The main thing that has kept me somewhat sane during this time of a global pandemic is watching birds.
While Ogeechee Audubon has suspended its field trips, I have been able to get out with one or two friends, maintaining correct social distance, to visit a few favorite locations including Webb Webb Wildlife Management Area in South Carolina, the Solomon Tract of Savannah National Wildlife Refuge and the Chatham County Wetlands Preserve.
On May 24, we opted for a trip to “the Neck.” This coastal peninsula about 30 miles south of Savannah was originally named Dickinson’s Neck. William Thomas Harris became the principal owner in the mid-18th century, thus the current name Harris Neck. I’ll refer you to fws.gov or Wikipedia for a more detailed history of the area.
In 1962, some 2,762 acres were deeded to the federal government to establish Harris Neck National Wildlife Refuge. It has a variety of habitats including salt marsh and tidal creeks, live oaks, pine forests, freshwater ponds and overgrown airfield runways.
One of the main attractions is Woody Pond, where thousands of wading birds are nesting on man-made islands planted with cypress trees. It is noisy, with wood storks, white ibis, great egrets, snowy egrets, little blue herons, tricolored herons, black-crowned night herons, cattle egrets and anhingas croaking, murmuring, honking and snorting in a dissonant cacophony of sound.
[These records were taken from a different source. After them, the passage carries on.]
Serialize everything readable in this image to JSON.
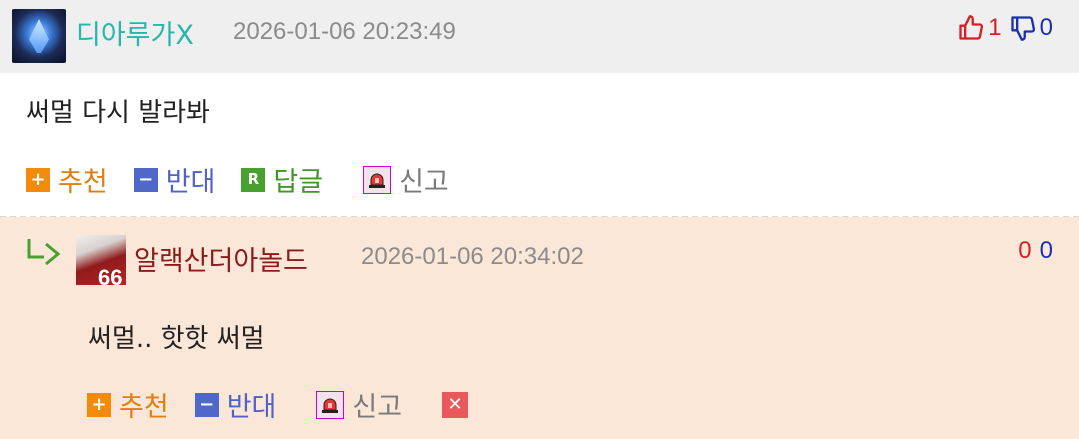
{
  "comments": [
    {
      "nickname": "디아루가X",
      "timestamp": "2026-01-06 20:23:49",
      "upvotes": "1",
      "downvotes": "0",
      "body": "써멀 다시 발라봐",
      "actions": {
        "recommend": "추천",
        "oppose": "반대",
        "reply": "답글",
        "report": "신고"
      },
      "icons": {
        "recommend": "+",
        "oppose": "−",
        "reply": "R"
      }
    },
    {
      "nickname": "알랙산더아놀드",
      "timestamp": "2026-01-06 20:34:02",
      "upvotes": "0",
      "downvotes": "0",
      "body": "써멀.. 핫핫 써멀",
      "actions": {
        "recommend": "추천",
        "oppose": "반대",
        "report": "신고"
      },
      "icons": {
        "recommend": "+",
        "oppose": "−",
        "delete": "✕"
      }
    }
  ],
  "colors": {
    "nickname_primary": "#27b6ab",
    "nickname_reply": "#8a1b1b",
    "upvote": "#d71f25",
    "downvote": "#1b2fb0",
    "recommend": "#f28a0c",
    "oppose": "#5068c8",
    "reply": "#48a02f",
    "reply_background": "#fbe7d8"
  }
}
We watched wood storks bringing in sticks to reinforce nests, strangely white-necked baby anhingas poking their heads up, baby wood storks stretching their black-and-white wings, snowy egrets flashing their signature yellow feet and even a group of five roseate spoonbills feeding in a nearby pond.
Later in the week, I was searching early editions of The Marshlander — the newsletter of Ogeechee Audubon — for an interesting bit of history to include in the June’s 50th anniversary edition. I came across a 1972 report on nesting success on the various refuges. The article mentioned wading birds doing well at Blackbeard Island NWR and at Savannah NWR, but there were no wading bird statistics from Woody Pond.
This got me thinking again about history. With the help of Savannah Coastal Refuges staff member Amy Ochoa and volunteer John Metz, I was able to come up with a timeline of events that brought Woody Pond to its current level of amazing wading bird productivity.
In 1987, the first wood stork nests were observed at Woody Pond with a total of 18 nests. In April 1989, there were 40 nests, but by late May the number fell to four nests because of declining water levels and predation by raccoons. Because wood storks were then on the federally endangered list, actions were taken to attempt to improve their nesting success rates.
In 1990, the dikes around the pond were raised 6 feet. This resulted in higher water levels but caused the death of some of the black gum trees where the birds had been nesting. That same year, refuge staff under the direction of biologist John Robinette created the first islands in Woody Pond and planted them with cypress saplings. Metz recalled that it was hazardous work, as they had to take flat-bottomed boats out through the alligator-filled water to build the islands and plant the saplings.
In 1992, two large nest platforms were constructed at Woody Pond, followed by six smaller structures in 1993. The storks did not take to the platforms until after they were draped with artificial greenery.
Eventually, some 150 platforms were installed and the majority of wood storks nested on these, with some nesting nearby on low trees and bushes. By 2006 and 2007, the cypress trees on the man-made islands had grown large enough that most of the wood storks abandoned the nest platforms in favor of the trees.
In the early days, ponds were stocked with small fish to help ensure that the growing chicks would survive. Metz recalls that for a graphic demonstration, refuge ranger Pat Metz had him use a cast net to catch 350 small bait fish — the number needed to raise a single baby wood stork. Currently there are more than 400 pairs of wood storks nesting at Woody Pond, each raising two to three babies, and feeding them some 280,000 fish.
In 2014, the wood stork was upgraded from endangered to threatened. Woody Pond exists now as a great testament to the adage, “If you build it, they will come.” Thanks to the refuge staff and volunteers for their foresight and hard work. Good birding!
Bird enthusiast Diana Churchill can be reached at firstname.lastname@example.org.